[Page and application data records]

----------------------------------------

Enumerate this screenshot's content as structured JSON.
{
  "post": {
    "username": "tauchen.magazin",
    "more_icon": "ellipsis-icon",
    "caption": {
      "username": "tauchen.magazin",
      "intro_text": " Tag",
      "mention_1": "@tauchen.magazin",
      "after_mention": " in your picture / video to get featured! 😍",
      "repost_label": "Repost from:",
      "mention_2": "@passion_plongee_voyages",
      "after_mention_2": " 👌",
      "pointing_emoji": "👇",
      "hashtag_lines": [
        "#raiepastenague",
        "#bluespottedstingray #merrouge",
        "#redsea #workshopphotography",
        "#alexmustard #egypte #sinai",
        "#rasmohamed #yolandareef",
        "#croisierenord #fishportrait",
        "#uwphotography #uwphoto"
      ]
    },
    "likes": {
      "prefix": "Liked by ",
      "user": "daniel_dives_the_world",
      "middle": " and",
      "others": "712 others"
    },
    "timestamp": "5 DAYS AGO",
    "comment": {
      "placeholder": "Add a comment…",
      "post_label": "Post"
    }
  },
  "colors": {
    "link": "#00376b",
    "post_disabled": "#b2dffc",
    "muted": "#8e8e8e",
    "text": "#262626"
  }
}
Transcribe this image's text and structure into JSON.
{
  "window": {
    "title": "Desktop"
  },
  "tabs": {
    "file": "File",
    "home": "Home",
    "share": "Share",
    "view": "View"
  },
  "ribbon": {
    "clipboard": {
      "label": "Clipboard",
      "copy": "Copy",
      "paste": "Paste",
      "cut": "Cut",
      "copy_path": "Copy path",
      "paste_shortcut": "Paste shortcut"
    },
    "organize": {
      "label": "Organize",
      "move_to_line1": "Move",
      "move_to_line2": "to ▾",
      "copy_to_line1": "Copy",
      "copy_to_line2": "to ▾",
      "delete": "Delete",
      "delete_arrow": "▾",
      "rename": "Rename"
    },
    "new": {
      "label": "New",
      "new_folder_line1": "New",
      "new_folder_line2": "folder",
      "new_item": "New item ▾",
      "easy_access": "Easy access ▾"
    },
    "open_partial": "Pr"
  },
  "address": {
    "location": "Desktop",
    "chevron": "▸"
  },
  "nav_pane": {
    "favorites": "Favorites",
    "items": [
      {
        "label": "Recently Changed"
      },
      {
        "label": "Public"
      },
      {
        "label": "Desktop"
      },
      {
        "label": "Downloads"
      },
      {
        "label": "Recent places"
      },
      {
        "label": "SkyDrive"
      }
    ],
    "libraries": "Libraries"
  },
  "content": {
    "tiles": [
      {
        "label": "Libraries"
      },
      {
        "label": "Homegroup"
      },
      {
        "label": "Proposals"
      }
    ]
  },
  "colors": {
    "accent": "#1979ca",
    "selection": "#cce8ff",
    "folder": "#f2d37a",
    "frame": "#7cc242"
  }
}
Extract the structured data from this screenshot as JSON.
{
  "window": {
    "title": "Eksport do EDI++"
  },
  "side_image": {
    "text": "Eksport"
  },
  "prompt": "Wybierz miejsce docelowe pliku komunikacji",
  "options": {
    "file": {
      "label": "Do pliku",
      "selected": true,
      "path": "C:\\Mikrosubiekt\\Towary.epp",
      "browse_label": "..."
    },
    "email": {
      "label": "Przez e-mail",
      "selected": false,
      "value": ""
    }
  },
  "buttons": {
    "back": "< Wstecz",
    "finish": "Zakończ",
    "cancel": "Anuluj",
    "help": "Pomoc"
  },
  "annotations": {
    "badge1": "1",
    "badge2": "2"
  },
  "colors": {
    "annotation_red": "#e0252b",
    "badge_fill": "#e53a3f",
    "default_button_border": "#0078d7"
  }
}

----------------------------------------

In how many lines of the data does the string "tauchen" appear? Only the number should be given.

ANSWER AREA: 3